Besides a general motivation to do the best for one’s child, there seem to be vast differences in daily life priorities, tasks, awareness and fulfillment of parenting, between parents of special needs kids and other parents.
As in any area of great difference the two sides can either talk with one another and learn from this, or isolate into one’s familiar circle so that the type of acknowledging and dialogue which develops understanding, appreciation and growth, quietly disappears.
A few consistent qualities in parents whose relationship with their special needs child is secure and strong, are seriousness, focus, a high degree of compassion, thoughtfulness, imagination and creativity.
Usually too, special needs parents shift away from surface level values and priorities.

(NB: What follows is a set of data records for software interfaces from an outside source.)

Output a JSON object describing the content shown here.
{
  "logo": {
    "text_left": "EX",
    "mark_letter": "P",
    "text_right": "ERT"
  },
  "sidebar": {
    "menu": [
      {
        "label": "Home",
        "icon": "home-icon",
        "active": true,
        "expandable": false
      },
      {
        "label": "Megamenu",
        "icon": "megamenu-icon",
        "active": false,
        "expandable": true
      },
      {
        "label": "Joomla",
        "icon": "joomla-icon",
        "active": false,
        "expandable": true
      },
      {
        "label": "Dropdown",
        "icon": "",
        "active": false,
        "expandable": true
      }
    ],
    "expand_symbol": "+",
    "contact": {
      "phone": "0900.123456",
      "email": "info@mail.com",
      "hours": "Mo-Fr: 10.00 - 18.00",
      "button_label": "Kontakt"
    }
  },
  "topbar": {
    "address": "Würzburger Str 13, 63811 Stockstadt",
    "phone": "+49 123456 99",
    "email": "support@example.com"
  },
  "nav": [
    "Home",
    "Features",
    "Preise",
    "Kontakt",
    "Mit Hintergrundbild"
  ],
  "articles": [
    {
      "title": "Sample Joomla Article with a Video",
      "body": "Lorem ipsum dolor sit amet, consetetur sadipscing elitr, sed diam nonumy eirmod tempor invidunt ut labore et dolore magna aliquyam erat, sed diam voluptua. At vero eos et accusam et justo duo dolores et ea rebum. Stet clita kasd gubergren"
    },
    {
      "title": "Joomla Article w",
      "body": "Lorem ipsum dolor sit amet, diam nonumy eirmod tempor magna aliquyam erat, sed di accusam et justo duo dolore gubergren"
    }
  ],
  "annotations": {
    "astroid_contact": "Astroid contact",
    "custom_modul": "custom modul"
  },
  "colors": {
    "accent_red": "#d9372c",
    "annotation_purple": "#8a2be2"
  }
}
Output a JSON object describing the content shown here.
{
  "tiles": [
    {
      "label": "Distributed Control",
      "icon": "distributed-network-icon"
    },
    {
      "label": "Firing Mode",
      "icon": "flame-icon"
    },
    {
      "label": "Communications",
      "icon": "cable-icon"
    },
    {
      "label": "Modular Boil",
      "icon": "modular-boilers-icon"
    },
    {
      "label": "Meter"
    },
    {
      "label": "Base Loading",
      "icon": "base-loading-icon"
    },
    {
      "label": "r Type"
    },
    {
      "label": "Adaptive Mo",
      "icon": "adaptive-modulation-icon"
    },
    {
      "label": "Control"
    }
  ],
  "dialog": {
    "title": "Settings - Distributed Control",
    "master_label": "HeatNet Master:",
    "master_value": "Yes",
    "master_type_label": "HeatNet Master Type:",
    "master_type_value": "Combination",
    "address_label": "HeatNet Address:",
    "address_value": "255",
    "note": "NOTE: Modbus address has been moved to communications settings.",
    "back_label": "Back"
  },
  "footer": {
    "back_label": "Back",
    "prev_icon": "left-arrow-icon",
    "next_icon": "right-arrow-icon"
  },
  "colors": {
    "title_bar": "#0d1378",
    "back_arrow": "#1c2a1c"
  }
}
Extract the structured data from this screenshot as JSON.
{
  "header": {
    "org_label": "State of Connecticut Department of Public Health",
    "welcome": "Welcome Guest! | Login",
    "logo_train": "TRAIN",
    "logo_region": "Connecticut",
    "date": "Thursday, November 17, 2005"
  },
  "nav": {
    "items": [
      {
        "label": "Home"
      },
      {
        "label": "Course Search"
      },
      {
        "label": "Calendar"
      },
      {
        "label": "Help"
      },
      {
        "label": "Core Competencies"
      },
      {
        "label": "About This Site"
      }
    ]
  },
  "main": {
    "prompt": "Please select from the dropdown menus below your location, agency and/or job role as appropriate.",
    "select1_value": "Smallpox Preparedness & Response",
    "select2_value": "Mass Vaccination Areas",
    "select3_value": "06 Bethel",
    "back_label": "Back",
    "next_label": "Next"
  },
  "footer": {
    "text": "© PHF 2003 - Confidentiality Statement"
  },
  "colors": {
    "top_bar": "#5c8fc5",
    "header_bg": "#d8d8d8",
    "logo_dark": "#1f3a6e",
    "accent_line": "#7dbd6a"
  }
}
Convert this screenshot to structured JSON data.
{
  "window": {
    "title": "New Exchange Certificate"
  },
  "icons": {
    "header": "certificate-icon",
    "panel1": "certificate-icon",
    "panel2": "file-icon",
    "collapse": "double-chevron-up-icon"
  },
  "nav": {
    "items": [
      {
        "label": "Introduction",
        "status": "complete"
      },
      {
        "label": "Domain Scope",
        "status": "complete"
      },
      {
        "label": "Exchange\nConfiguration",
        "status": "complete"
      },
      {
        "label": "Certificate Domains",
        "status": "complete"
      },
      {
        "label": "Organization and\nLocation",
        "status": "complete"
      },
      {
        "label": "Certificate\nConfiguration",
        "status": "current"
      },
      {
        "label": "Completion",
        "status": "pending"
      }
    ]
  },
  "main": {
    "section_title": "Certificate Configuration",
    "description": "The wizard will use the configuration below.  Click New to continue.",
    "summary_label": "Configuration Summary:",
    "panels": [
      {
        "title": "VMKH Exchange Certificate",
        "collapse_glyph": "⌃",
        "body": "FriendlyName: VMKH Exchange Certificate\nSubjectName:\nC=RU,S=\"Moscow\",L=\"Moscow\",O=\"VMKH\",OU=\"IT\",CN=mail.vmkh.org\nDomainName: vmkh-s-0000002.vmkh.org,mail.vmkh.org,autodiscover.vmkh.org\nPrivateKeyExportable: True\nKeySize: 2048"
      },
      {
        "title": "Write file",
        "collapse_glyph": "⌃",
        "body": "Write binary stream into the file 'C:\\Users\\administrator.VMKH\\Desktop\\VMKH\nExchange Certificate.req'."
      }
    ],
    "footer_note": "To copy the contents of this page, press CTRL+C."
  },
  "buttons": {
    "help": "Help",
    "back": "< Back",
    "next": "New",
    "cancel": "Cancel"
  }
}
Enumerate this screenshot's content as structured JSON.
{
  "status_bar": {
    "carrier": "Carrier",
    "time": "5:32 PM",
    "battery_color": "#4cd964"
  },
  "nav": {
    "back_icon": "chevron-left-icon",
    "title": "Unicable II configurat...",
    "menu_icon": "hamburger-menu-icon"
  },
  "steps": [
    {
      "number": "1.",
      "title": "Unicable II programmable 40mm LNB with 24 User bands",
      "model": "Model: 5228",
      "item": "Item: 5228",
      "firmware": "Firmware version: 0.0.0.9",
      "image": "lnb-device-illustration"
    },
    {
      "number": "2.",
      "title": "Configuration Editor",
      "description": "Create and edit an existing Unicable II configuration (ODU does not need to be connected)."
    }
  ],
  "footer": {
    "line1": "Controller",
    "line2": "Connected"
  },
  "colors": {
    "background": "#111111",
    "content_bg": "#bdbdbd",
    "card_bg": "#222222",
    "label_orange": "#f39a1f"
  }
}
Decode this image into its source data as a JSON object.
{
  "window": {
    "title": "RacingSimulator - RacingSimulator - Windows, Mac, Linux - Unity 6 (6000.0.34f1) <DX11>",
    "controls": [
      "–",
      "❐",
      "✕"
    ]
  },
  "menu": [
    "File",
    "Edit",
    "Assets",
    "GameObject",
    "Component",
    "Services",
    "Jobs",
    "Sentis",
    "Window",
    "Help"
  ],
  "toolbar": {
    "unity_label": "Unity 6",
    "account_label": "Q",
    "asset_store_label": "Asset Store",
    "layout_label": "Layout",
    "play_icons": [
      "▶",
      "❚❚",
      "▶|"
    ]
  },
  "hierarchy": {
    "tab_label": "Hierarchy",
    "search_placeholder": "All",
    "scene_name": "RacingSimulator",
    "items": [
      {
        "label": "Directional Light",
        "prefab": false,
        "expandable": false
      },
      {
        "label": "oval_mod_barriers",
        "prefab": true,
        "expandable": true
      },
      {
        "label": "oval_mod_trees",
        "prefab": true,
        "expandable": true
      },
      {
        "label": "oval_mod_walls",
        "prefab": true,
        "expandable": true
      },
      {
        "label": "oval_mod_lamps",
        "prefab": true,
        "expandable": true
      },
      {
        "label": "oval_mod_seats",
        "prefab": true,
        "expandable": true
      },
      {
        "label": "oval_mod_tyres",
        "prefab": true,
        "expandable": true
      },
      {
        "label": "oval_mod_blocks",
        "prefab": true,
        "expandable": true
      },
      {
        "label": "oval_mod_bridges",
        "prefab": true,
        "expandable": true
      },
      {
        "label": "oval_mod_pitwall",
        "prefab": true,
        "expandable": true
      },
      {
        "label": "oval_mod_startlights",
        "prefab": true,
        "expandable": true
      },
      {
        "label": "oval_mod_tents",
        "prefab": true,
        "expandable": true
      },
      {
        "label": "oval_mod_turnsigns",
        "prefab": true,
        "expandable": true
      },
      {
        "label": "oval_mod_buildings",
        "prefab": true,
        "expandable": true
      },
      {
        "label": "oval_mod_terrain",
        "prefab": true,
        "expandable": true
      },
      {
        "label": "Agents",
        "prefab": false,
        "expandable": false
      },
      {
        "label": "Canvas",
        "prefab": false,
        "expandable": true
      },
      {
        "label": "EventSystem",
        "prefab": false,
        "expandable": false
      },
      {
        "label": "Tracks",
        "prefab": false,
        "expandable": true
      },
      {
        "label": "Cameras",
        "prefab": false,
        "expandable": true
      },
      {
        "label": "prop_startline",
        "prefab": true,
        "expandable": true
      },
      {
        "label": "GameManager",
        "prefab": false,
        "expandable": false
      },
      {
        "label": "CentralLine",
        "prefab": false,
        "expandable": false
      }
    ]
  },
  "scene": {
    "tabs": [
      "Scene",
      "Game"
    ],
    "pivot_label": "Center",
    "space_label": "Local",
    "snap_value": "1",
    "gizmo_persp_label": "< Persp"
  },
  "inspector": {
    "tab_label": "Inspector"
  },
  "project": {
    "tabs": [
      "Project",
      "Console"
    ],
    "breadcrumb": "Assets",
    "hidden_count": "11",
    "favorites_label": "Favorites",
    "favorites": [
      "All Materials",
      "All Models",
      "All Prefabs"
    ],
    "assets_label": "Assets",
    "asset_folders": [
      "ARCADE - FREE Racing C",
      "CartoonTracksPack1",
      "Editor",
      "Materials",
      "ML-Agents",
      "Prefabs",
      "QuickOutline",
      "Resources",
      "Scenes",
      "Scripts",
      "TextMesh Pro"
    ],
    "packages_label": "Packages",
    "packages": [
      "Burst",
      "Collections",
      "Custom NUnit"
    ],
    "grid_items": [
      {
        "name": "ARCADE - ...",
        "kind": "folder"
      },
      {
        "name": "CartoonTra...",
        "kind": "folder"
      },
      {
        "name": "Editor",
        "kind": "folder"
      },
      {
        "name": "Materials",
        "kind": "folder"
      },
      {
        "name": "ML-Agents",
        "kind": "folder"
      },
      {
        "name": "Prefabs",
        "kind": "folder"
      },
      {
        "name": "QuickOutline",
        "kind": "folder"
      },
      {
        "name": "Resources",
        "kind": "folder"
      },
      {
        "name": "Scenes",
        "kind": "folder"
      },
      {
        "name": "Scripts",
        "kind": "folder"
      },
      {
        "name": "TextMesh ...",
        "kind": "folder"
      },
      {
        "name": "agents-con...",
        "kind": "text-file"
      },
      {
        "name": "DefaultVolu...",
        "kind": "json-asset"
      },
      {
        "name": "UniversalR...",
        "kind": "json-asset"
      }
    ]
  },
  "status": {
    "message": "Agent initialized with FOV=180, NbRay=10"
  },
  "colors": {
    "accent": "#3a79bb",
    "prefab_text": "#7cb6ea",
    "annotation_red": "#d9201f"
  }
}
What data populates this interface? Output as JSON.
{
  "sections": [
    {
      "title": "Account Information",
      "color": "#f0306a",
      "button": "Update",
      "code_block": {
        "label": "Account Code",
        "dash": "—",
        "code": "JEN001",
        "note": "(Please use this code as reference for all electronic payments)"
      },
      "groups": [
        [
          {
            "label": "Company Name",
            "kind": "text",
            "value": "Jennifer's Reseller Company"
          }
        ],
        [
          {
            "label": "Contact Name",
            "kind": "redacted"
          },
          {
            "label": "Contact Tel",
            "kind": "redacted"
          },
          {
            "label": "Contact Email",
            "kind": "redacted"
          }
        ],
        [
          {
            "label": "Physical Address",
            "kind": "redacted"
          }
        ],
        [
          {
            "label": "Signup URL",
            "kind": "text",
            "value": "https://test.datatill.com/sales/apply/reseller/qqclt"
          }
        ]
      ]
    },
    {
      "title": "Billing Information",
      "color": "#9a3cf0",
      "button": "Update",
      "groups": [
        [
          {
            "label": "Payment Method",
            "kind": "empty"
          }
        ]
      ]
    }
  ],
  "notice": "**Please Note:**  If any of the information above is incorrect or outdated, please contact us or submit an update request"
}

Having learned to pay attention and appreciate unique definitions and small amounts of progress often after great effort and determination, the question of whether the new wallpaper is slightly off in color, for example, drops in meaning.
Do you sense that the above characteristics also apply to parenting of kids who have no special needs?
Seriousness, focus, compassion, imagination, creativity, shifting of values to core essentials of honorable thought and action, are all necessary and develop in anyone invested in parenting their child.
As well, any parent regardless of being or not being in the special needs parenting category, has the choice to avoid the effort and joy of deeper self-knowledge and relating which parenting any child offers.
Some parents whose kids are not special needs and some parents whose kids are special needs, will select what appears as short term ease and least investment of self.
What if we encouraged ways for all parents, regardless if their kids are special needs or not, who love parenting as a path to nurture the best possible future for their child and the community, to engage in discussion with one another?
This way a parent who knows very little of the ways to engage and interact meaningfully with a special needs kid, would find out directly from those who potentially have the most detailed and in depth knowledge of this.
Similarly, a parent who knows very little of the difficulties to engage with a regular kid, may feel a little less wistful of what they believe they’re missing, after talking with a parent whose child isn’t classified.
Bridging the gap of knowledge and awareness between the two sectors of parents increases the chance for all people to be acknowledged and cared of both individually and on the community level.